Dave Carney, owner of the Wine Bin, a boutique wine store on Main Street, said that while he's loyal to the Bean Hollow when it comes to coffee, he's excited about the Subway.
"I think the Subway is fabulous, actually," he said. "I have a 10-year-old and there's not one restaurant here that caters to my daughter."
Unlike Shuey, Carney said the Subway will fill a glaring gap in the historic district: an inexpensive dining option for families.
"It's affordable, healthy, quick," he said. "I don't think the sky is falling by having a Subway come."
Savage resident Susane Finucane, who spent a recent afternoon in historic Ellicott City with her three daughters, said she might visit downtown more often if it offered affordable dining options such as Subway.
"It's convenient," she said. "We'd probably go in there today and eat lunch if it were open because it's quick and affordable."

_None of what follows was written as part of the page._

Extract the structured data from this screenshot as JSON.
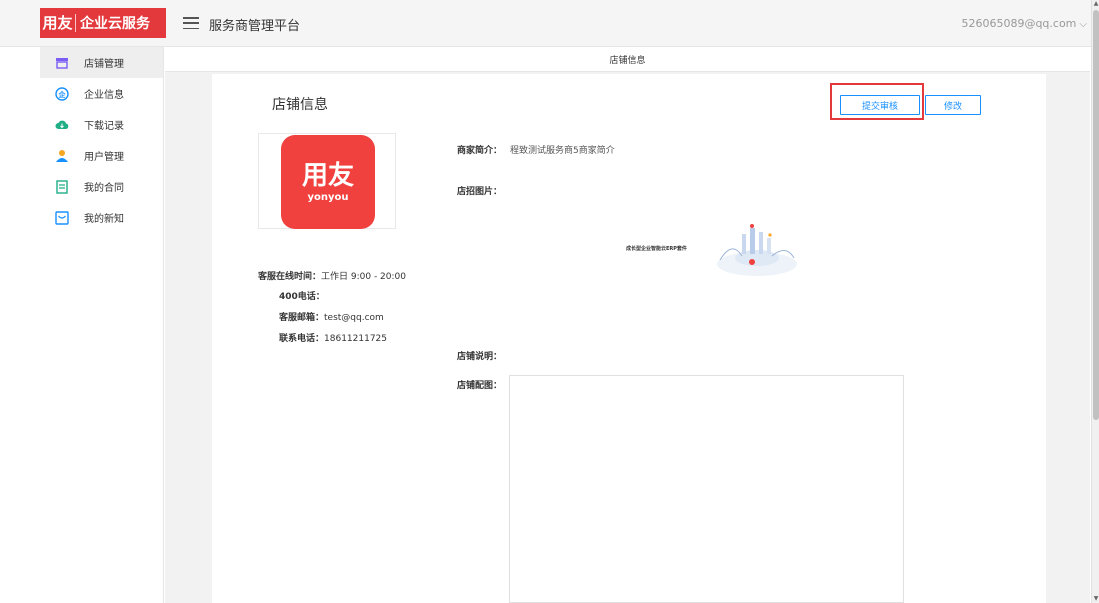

Other chains to follow?
But Lori McDermott, who has owned the Silver Arrow Fudge Shop on Main Street for 22 years, worries the Subway could bring other unwanted chains.
"Subway's not a good fit for this town," she said, adding that when chain stores enter an area "you start looking like everybody else."
Fisher countered that chains have worked in larger historic downtown areas in Maryland. He cited the city of Frederick, which is host to chain stores including Five Guys Burgers and Fries, Subway, Starbucks and Ben and Jerry's, and the city of Annapolis, which has a Starbucks.
"Have these people visited any place else? Have they gone to historic Frederick? Have they gone to historic Annapolis? Have they gone to historic Richmond?" he said. "It seems to me, chain stores seem to fit in pretty well there. Why is it that they won't fit in here?"
Additionally, Fisher believes that Subway, as part of a large corporation with a proven track record, has a better chance of surviving than an independently owned restaurant start up. In the past decade, at least a half-dozen eateries in the historic area have gone out of business.
That's why he chose the franchise over six other applicants.
"There were people that ... felt they could open up a sub shop or a pizza place," Fisher explained. "But I didn't feel comfortable tying myself up to somebody who had no previous record."